Last Sunday’s canonizations of Americans Kateri Tekakwitha and Marianne Cope in Rome received considerable media attention in the United States, including a front page story on the Sunday edition of the New York Times.
With the United States Presidential Election only days away, it is intriguing that the world’s most famous newspaper would devote precious space on its Sunday edition for the canonization of two American Catholic saints.
I think, however, it speaks to the wide and mysterious appeal of the saints..
As Father James Martin, SJ reminds us, the saintly appeal is rooted in the holiness and joy that they radiate. They speak to a skeptical world in a way many cannot.
When the saints are dead we see their glory and burn little candles at their feet. But while they live, they are usually thought to be eccentric, ridiculous and even positively hypocritical.
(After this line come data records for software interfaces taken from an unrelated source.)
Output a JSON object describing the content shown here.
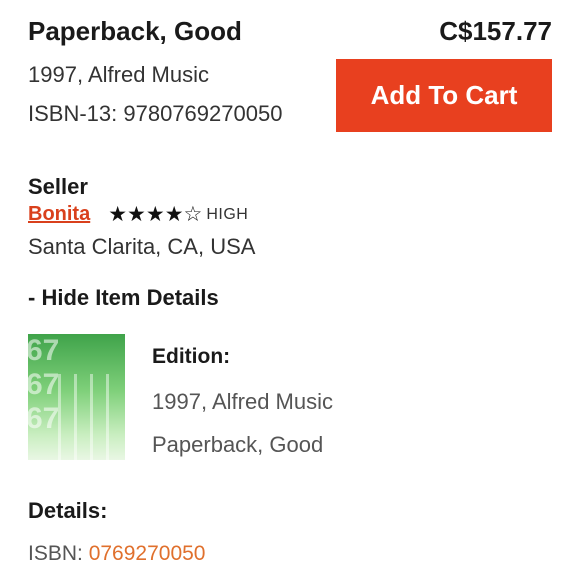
{
  "listing": {
    "title": "Paperback, Good",
    "price": "C$157.77",
    "publication": "1997, Alfred Music",
    "isbn13": "ISBN-13: 9780769270050",
    "add_to_cart_label": "Add To Cart",
    "accent_color": "#e8401f"
  },
  "seller": {
    "heading": "Seller",
    "name": "Bonita",
    "rating_stars": 4,
    "rating_max": 5,
    "rating_label": "HIGH",
    "location": "Santa Clarita, CA, USA"
  },
  "item_details": {
    "toggle_label": "- Hide Item Details",
    "thumbnail_icon": "book-cover-thumbnail",
    "edition_heading": "Edition:",
    "edition_publication": "1997, Alfred Music",
    "edition_format": "Paperback, Good",
    "details_heading": "Details:",
    "isbn_label": "ISBN: ",
    "isbn_value": "0769270050"
  }
}
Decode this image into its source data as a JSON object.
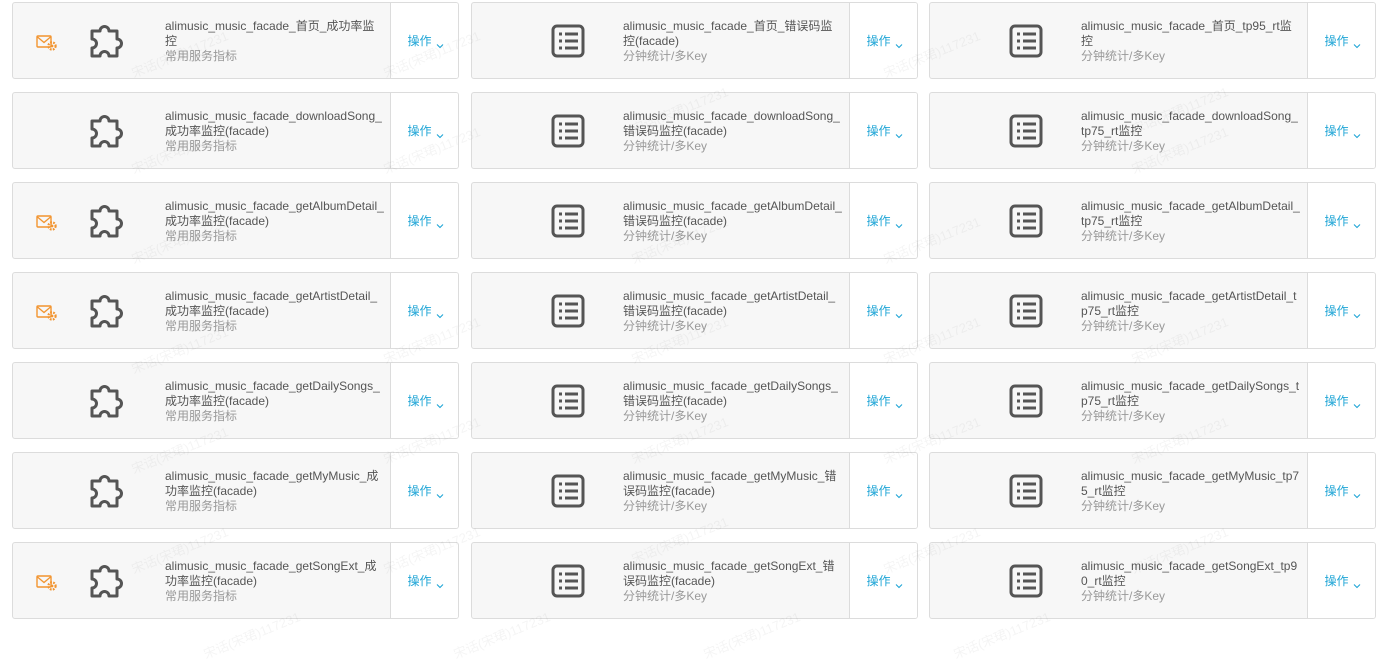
{
  "colors": {
    "accent": "#1ea5d6",
    "alert": "#f2942f",
    "icon": "#555555"
  },
  "watermark": "宋话(宋珺)117231",
  "cards": [
    {
      "name": "alimusic_music_facade_首页_成功率监控",
      "sub": "常用服务指标",
      "op": "操作",
      "kind": "service",
      "alert": true
    },
    {
      "name": "alimusic_music_facade_首页_错误码监控(facade)",
      "sub": "分钟统计/多Key",
      "op": "操作",
      "kind": "stat",
      "alert": false
    },
    {
      "name": "alimusic_music_facade_首页_tp95_rt监控",
      "sub": "分钟统计/多Key",
      "op": "操作",
      "kind": "stat",
      "alert": false
    },
    {
      "name": "alimusic_music_facade_downloadSong_成功率监控(facade)",
      "sub": "常用服务指标",
      "op": "操作",
      "kind": "service",
      "alert": false
    },
    {
      "name": "alimusic_music_facade_downloadSong_错误码监控(facade)",
      "sub": "分钟统计/多Key",
      "op": "操作",
      "kind": "stat",
      "alert": false
    },
    {
      "name": "alimusic_music_facade_downloadSong_tp75_rt监控",
      "sub": "分钟统计/多Key",
      "op": "操作",
      "kind": "stat",
      "alert": false
    },
    {
      "name": "alimusic_music_facade_getAlbumDetail_成功率监控(facade)",
      "sub": "常用服务指标",
      "op": "操作",
      "kind": "service",
      "alert": true
    },
    {
      "name": "alimusic_music_facade_getAlbumDetail_错误码监控(facade)",
      "sub": "分钟统计/多Key",
      "op": "操作",
      "kind": "stat",
      "alert": false
    },
    {
      "name": "alimusic_music_facade_getAlbumDetail_tp75_rt监控",
      "sub": "分钟统计/多Key",
      "op": "操作",
      "kind": "stat",
      "alert": false
    },
    {
      "name": "alimusic_music_facade_getArtistDetail_成功率监控(facade)",
      "sub": "常用服务指标",
      "op": "操作",
      "kind": "service",
      "alert": true
    },
    {
      "name": "alimusic_music_facade_getArtistDetail_错误码监控(facade)",
      "sub": "分钟统计/多Key",
      "op": "操作",
      "kind": "stat",
      "alert": false
    },
    {
      "name": "alimusic_music_facade_getArtistDetail_tp75_rt监控",
      "sub": "分钟统计/多Key",
      "op": "操作",
      "kind": "stat",
      "alert": false
    },
    {
      "name": "alimusic_music_facade_getDailySongs_成功率监控(facade)",
      "sub": "常用服务指标",
      "op": "操作",
      "kind": "service",
      "alert": false
    },
    {
      "name": "alimusic_music_facade_getDailySongs_错误码监控(facade)",
      "sub": "分钟统计/多Key",
      "op": "操作",
      "kind": "stat",
      "alert": false
    },
    {
      "name": "alimusic_music_facade_getDailySongs_tp75_rt监控",
      "sub": "分钟统计/多Key",
      "op": "操作",
      "kind": "stat",
      "alert": false
    },
    {
      "name": "alimusic_music_facade_getMyMusic_成功率监控(facade)",
      "sub": "常用服务指标",
      "op": "操作",
      "kind": "service",
      "alert": false
    },
    {
      "name": "alimusic_music_facade_getMyMusic_错误码监控(facade)",
      "sub": "分钟统计/多Key",
      "op": "操作",
      "kind": "stat",
      "alert": false
    },
    {
      "name": "alimusic_music_facade_getMyMusic_tp75_rt监控",
      "sub": "分钟统计/多Key",
      "op": "操作",
      "kind": "stat",
      "alert": false
    },
    {
      "name": "alimusic_music_facade_getSongExt_成功率监控(facade)",
      "sub": "常用服务指标",
      "op": "操作",
      "kind": "service",
      "alert": true
    },
    {
      "name": "alimusic_music_facade_getSongExt_错误码监控(facade)",
      "sub": "分钟统计/多Key",
      "op": "操作",
      "kind": "stat",
      "alert": false
    },
    {
      "name": "alimusic_music_facade_getSongExt_tp90_rt监控",
      "sub": "分钟统计/多Key",
      "op": "操作",
      "kind": "stat",
      "alert": false
    }
  ]
}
To their families, they are generally a nuisance, and they seldom appear to make a difference.
But when the years move on and we look back, we often find that it is not the social reformer, or the economist or even the leaders of the Church who have done tremendous things for the human race, but the silly saints in their rags and tatters with their empty pockets and their impossible dreams.
It is the saints who made universities, hospitals and schools, the saints who fought against slavery, who saved children abandoned by their parents, who went and tended lepers and fed the poor.
Perhaps even more important than these accomplishments are the examples left to us by the holy men and women of God.
They remind us that Jesus Christ is all around us, only if we have the eyes to see him. Mostly we do not recognize him. We live our lives blind, numb to the reality that the Son of God comes to us a hundred times a day.
Pope Benedict reminds us that “[t]he saints were able to make the great journey of human existence in the way that Christ had done before them, because they were brimming with great hope” (Spe Salvi 39)
As the Solemnity of All Saints approaches and Catholics around the world take time to remember the men and women in their lives who have revealed to them the Christ hidden in our world, let us pray that we been the given the eyes of the Saints—the eyes of Hope.